WHAT IS EXPECTED
Keep every line of the data below that has the string "align" and present those lines.

Records from a collection
-------
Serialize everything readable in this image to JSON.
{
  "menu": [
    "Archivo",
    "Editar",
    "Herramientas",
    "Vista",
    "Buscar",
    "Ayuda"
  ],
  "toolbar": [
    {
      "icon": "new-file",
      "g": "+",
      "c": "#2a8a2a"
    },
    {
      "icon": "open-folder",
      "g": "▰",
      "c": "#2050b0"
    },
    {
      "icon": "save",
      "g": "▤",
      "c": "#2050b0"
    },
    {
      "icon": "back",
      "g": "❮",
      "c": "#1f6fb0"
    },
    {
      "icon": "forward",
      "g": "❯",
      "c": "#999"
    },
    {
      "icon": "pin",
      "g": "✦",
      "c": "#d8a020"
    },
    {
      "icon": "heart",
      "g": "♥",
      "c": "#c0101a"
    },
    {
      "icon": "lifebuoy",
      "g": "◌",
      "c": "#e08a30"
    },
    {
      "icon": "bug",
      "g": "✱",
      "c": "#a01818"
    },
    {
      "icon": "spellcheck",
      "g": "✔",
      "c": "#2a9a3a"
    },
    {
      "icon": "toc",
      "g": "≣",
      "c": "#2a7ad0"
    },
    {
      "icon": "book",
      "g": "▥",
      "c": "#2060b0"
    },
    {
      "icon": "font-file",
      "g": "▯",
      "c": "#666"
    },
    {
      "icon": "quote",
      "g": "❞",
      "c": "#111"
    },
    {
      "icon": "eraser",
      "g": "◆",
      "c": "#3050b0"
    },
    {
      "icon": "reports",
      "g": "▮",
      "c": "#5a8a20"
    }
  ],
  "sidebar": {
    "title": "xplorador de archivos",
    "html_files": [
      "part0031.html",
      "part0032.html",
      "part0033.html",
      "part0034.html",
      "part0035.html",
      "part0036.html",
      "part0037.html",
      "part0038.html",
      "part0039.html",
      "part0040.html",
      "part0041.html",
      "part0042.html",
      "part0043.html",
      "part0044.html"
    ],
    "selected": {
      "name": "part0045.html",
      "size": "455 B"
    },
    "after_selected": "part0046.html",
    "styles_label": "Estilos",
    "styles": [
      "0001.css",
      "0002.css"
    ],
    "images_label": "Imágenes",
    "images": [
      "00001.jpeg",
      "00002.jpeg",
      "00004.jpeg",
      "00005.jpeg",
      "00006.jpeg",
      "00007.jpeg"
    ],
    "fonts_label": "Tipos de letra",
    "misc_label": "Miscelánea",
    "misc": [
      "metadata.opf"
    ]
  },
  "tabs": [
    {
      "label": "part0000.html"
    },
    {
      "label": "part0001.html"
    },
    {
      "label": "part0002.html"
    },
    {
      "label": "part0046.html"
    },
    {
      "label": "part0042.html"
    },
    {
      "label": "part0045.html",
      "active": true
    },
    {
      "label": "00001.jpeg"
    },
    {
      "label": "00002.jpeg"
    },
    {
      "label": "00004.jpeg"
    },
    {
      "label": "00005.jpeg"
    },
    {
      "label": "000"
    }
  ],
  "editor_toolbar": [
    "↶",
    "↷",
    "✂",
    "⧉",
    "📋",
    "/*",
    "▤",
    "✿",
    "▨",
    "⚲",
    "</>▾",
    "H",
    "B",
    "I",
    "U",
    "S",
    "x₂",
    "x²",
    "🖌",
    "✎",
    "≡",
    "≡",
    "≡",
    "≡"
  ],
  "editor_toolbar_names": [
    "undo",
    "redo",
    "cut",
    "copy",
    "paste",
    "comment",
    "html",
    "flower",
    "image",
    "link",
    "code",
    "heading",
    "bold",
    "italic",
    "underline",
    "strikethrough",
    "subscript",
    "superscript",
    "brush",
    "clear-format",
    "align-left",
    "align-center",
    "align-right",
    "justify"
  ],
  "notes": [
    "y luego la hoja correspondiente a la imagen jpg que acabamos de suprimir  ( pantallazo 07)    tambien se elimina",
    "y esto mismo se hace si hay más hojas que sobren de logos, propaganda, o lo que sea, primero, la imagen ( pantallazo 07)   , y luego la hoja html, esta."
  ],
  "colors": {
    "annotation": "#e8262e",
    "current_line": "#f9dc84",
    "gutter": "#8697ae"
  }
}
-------
PROBLEM SOLUTION
    "align-left",
    "align-center",
    "align-right",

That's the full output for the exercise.